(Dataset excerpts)

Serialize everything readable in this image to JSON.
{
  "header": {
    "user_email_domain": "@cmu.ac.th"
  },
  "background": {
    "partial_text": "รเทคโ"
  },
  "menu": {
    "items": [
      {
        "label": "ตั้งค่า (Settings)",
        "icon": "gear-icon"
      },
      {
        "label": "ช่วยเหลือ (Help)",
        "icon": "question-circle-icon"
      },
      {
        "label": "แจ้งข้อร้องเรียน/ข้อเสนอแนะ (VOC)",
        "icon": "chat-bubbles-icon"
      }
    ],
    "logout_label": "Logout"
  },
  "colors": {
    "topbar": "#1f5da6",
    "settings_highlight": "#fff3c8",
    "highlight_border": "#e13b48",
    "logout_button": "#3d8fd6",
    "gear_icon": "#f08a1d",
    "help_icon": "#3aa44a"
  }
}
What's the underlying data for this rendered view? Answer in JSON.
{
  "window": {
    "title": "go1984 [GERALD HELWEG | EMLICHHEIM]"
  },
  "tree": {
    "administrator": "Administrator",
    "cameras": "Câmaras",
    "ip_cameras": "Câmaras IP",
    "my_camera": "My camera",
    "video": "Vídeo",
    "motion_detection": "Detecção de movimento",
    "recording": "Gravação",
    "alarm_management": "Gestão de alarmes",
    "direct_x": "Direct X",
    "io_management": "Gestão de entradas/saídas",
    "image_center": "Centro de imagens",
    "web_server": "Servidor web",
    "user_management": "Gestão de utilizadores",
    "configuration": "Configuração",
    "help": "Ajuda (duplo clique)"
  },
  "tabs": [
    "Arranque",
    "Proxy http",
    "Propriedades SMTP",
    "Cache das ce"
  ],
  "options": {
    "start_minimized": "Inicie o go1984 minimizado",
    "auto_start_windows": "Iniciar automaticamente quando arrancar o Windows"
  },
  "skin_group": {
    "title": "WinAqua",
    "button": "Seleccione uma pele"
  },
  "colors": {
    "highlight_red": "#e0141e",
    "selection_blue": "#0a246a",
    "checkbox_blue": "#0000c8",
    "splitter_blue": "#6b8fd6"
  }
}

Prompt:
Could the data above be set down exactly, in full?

Answer box:
Serialize everything readable in this image to JSON.
{
  "header": {
    "user_email_domain": "@cmu.ac.th"
  },
  "background": {
    "partial_text": "รเทคโ"
  },
  "menu": {
    "items": [
      {
        "label": "ตั้งค่า (Settings)",
        "icon": "gear-icon"
      },
      {
        "label": "ช่วยเหลือ (Help)",
        "icon": "question-circle-icon"
      },
      {
        "label": "แจ้งข้อร้องเรียน/ข้อเสนอแนะ (VOC)",
        "icon": "chat-bubbles-icon"
      }
    ],
    "logout_label": "Logout"
  },
  "colors": {
    "topbar": "#1f5da6",
    "settings_highlight": "#fff3c8",
    "highlight_border": "#e13b48",
    "logout_button": "#3d8fd6",
    "gear_icon": "#f08a1d",
    "help_icon": "#3aa44a"
  }
}
What's the underlying data for this rendered view? Answer in JSON.
{
  "window": {
    "title": "go1984 [GERALD HELWEG | EMLICHHEIM]"
  },
  "tree": {
    "administrator": "Administrator",
    "cameras": "Câmaras",
    "ip_cameras": "Câmaras IP",
    "my_camera": "My camera",
    "video": "Vídeo",
    "motion_detection": "Detecção de movimento",
    "recording": "Gravação",
    "alarm_management": "Gestão de alarmes",
    "direct_x": "Direct X",
    "io_management": "Gestão de entradas/saídas",
    "image_center": "Centro de imagens",
    "web_server": "Servidor web",
    "user_management": "Gestão de utilizadores",
    "configuration": "Configuração",
    "help": "Ajuda (duplo clique)"
  },
  "tabs": [
    "Arranque",
    "Proxy http",
    "Propriedades SMTP",
    "Cache das ce"
  ],
  "options": {
    "start_minimized": "Inicie o go1984 minimizado",
    "auto_start_windows": "Iniciar automaticamente quando arrancar o Windows"
  },
  "skin_group": {
    "title": "WinAqua",
    "button": "Seleccione uma pele"
  },
  "colors": {
    "highlight_red": "#e0141e",
    "selection_blue": "#0a246a",
    "checkbox_blue": "#0000c8",
    "splitter_blue": "#6b8fd6"
  }
}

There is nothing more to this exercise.